My Week in Manga: January 23-January 29, 2012

My News and Reviews

So, last week, Experiments in Manga hosted the Usamaru Furuya Manga Moveable Feast. It was a lot of work, and I stressed out about it quite a bit, but in the end I think I’d call it a success. I think I can even say that I enjoyed myself. I certainly have a sense of accomplishment. It will take me a little bit to completely recover, but I think it was worth it. February will mostly be reviews, but once March comes around I should be prepared to start reintroducing other features again. Please do check out the archive page; there were a lot of posts last week. Also, check out this month’s manga giveaway for Usamaru Furuya’s Genkaku Picasso, Volume 1. The winner will be announced on Wednesday, so you still have a couple of days to enter!

Quick Takes
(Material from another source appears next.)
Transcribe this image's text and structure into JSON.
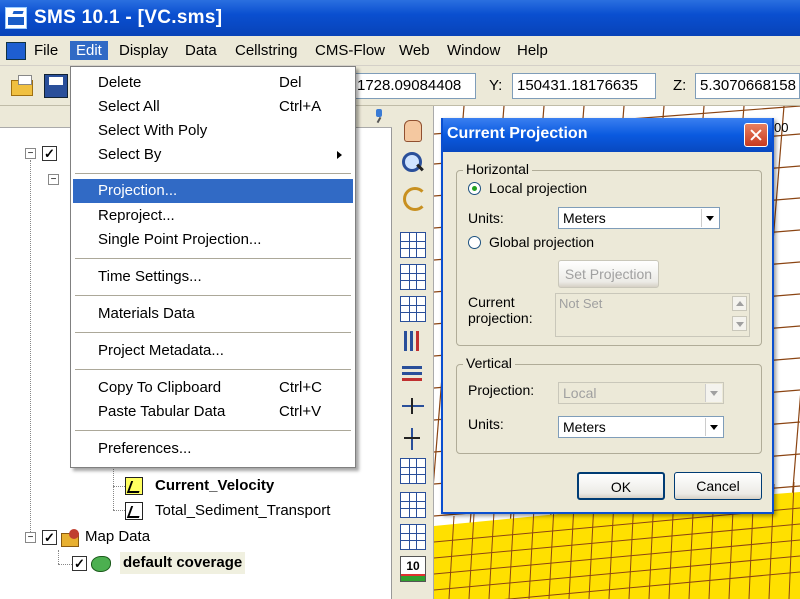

Goong: The Royal Palace, Volume 1 by Park SoHee. I’ll admit, high school romances aren’t really my thing, but I still enjoyed the first volume of Goong. Probably because I enjoy a bit of court intrigue. The concept is interesting: What if a monarchy still existed in Korea? Chae-Gyung, a commoner, finds herself an unwilling participant in an arranged marriage with the Crown Prince Shin Lee. He’s not particularly happy about it either, mostly hoping that she’ll at least give his family a hard time. Shin Lee comes across as a jerk most of the time, but he fortunately isn’t a complete ass. It’s really hard to tell sometimes, though. The first volume also includes a lengthy interview with the creator, which is a nice touch.

Love Pistols, Volumes 1-5 by Tarako Kotobuki. Love Pistols (the title is actually Sex Pistols) is just so…entertainingly bizarre. Male pregnancy, animal souls, constantly shifting sexuality, gender and sex—I couldn’t help but like it. “Zoomanity” is generally more concerned about breeding than love, resulting in some very strange relationship dynamics and convoluted extended families. Fortunately, Kotobuki eventually provides a much needed family tree to help sort everything out. Kotobuki’s artwork sometimes leaves a bit to desire; body proportions, especially in earlier volumes, are frequently off. Tokyopop published the first five volumes of the still ongoing series; currently SuBLime is offering a digital edition, with the possibility of bringing the manga back into print.

Tesoro by Natsume Ono. Tesoro, which is the Italian word for “treasure,” collects fourteen stories and a gallery of Ono’s illustrations, mostly from earlier in her career. Many of the stories were previously only published in dōjinshi anthologies. Some of the elements that feature heavily in Ono’s later work are already evident here. Her love of food, gentlemen with glasses, family and interpersonal relationships, New York and Italy are all present. I found the stories to be delightfully charming and endearing. Some are funny and heartwarming while others are a touch melancholy or sad. Ono’s artwork is as distinctive as ever. It’s a lovely collection, certainly a must-have for any Ono fan. 

Redline directed by Takeshi Koike. Redline is one of the best looking anime that I have seen in a long time. Animated completely by hand, it is absolutely gorgeous. I love the color palette chosen. The anime’s got style and is an impressive achievement. However, I never really felt engaged by the story. Perhaps it’s my own fault as I’m not especially interested in racing. Despite the creative worldbuilding and fantastic character designs, I didn’t find the film to have much substance to it. I never felt particularly attached to any of the characters, either, even though I did like them. Still, Redline is a highly entertaining film and a lot of fun. I enjoyed watching it, and will probably watch it again. Visually, it is absolutely fantastic.